AS the building industry continues to deal with the fallout of businesses going bust the McGowan Government has announced a review to improve security of payments for subcontractors.
At the same time the Housing Industry Association says a predicted increase in housing starts during the next five years means more needs to be done to support apprentices, training and local jobs.
On Friday, February 23 the government said it would establish an industry advisory group and its first meeting with industry stakeholders was to be held on Monday, March 26.
Commerce and Industrial Relations Minister Bill Johnston said once established the industry advisory group would carry out an inquiry based on five terms of reference (see terms of reference below).
He said it would consider amendments to the Building Services (Registration) Act 2011 and the need for new or amending legislation to provide fairer contracting practices.
Other reforms for consideration include introducing trust arrangements to protect funds owed down the contracting chain, in case a head contractor experiences financial difficulty.
The industry advisory group will be chaired by John Fiocco, who Mr Johnson said was experienced in commercial and contract law, with East Metropolitan MLC Matthew Swinbourn to assist him.
Meanwhile, Housing Industry Association WA executive director John Gelavis said as the building and construction industry was slowly recovering it was important to maintain a building and construction workforce to support the levels of construction required and not have a repeat of the past where skill shortages affected the industry and housing affordability.”
“HIA forecasts indicate that new housing commencements will increase from 19,230 in 2018-19 to 23,270, in 2020-2021 as well as the construction of other major infrastructure projects, which will require an increase in skilled trades such as bricklayers, roof carpenters, plumbers and electricians,’’ he said.
Mr Gelavis said the downturn in the state economy had led to a decrease in apprenticeships in the building construction trades so a focus on local jobs was critical.
“A step in the right direction is the recent policy announcement by the state government of the Jobs Bill, which will support local content and provide a boost to jobs in WA.
“HIA has had a long history of supporting local jobs and local apprentices in Western Australia and recently HIA has been approved by the federal government to deliver its Australian Government Specialist Mentoring for Australian Apprenticeship (ISMAA) program.
“This program will assist in ensuring those who commence an apprenticeship have a greater chance for completion.
“HIA believes more needs to be done to support apprentices, training and local jobs and continues to advocate further support through its policy manifesto – Housing Western Australians.
“Initiatives such as reform to the Construction Industry Training Fund Levy, improving incentives for apprentices, supporting mature age apprentices, supporting group training organisations and further training funding in the VET sector would have a significant impact.’’
Terms of reference for the industry advisory group
- Whether amendments should be made to the Building Services (Registration) Act 2011 to:
- introduce a demerit point system (or other appropriate power) to sanction registered builders that do not pay debts owed to subcontractors and suppliers in a timely manner, or engage in behaviour designed to dissuade a subcontractor or supplier from enforcing their rights under security of payment legislation;

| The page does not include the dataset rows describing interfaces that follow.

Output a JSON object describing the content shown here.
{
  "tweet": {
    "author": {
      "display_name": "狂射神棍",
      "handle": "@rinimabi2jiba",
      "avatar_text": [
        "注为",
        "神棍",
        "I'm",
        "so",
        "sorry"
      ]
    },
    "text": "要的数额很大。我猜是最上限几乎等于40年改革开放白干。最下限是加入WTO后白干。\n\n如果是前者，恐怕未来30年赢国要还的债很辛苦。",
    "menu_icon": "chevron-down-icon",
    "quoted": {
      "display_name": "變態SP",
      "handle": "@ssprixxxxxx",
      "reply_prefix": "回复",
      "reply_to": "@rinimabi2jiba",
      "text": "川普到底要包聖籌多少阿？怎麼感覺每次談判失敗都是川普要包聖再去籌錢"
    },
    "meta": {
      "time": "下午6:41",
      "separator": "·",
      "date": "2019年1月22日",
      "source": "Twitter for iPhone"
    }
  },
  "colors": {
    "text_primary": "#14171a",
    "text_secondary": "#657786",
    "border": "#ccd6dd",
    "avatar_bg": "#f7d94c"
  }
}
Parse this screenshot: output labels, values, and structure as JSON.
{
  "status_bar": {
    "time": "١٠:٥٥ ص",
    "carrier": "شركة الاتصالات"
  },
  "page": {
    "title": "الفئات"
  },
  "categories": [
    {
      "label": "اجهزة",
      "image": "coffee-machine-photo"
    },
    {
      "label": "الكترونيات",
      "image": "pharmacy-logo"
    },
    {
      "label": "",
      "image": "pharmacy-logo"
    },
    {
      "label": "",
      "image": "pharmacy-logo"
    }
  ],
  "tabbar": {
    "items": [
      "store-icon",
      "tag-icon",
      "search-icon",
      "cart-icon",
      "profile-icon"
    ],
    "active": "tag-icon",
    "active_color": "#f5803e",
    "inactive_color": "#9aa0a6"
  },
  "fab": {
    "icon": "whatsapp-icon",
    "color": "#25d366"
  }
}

- require applicants for registration as a builder to demonstrate sufficient managerial and business acumen qualifications; and
- place greater limits on the ability of directors of failed building companies to obtain a new building contractor registration.
- Consider the need for new or amended legislation to provide fairer contracting practices in the industry by:
- regulating dealings with retention amounts withheld under construction contracts, including mandating maximum amounts and time periods for release;
- introducing defined processes for calculating deductions from payment claims made under construction contracts;
- introducing defined procedures relating to variations and appropriate sanctions where variation costs have not been approved prior to work commencing;
- simplifying and standardising construction contracts by mandating minimum documentation requirements;
- prohibiting unfair terms and implying certain reasonable terms into construction contracts; and
- mandating the use of standard form construction contracts.
- Whether improvements can be made to the rapid adjudication process under the Construction Contracts Act 2004 to:
- assist subcontractors and suppliers with small value disputes use the adjudication process; and
- improve the compliance framework and standards for registered adjudicators.
- Whether statutory trust arrangements should be introduced to protect monies owed to subcontractors in the event a head contractor on the project experiences financial difficulty, and, if so, a preferred model for such trust arrangements.
- Consider any alternative and/or complementary reforms or measures which will improve fairness and security of payment for subcontractors and suppliers in the building and construction industry.
In addition, there may be further issues that warrant consideration which the IAG is at liberty to identify and consider. This may include findings made by recent reviews into payment issues in the building and construction industry completed by the Commonwealth and State and Territory governments.
The industry advisory group should, as far as practicable, identify any negative impacts or additional regulatory burden that may arise in connection with any recommended reform, which may be the subject to a regulatory impact assessment at a later date.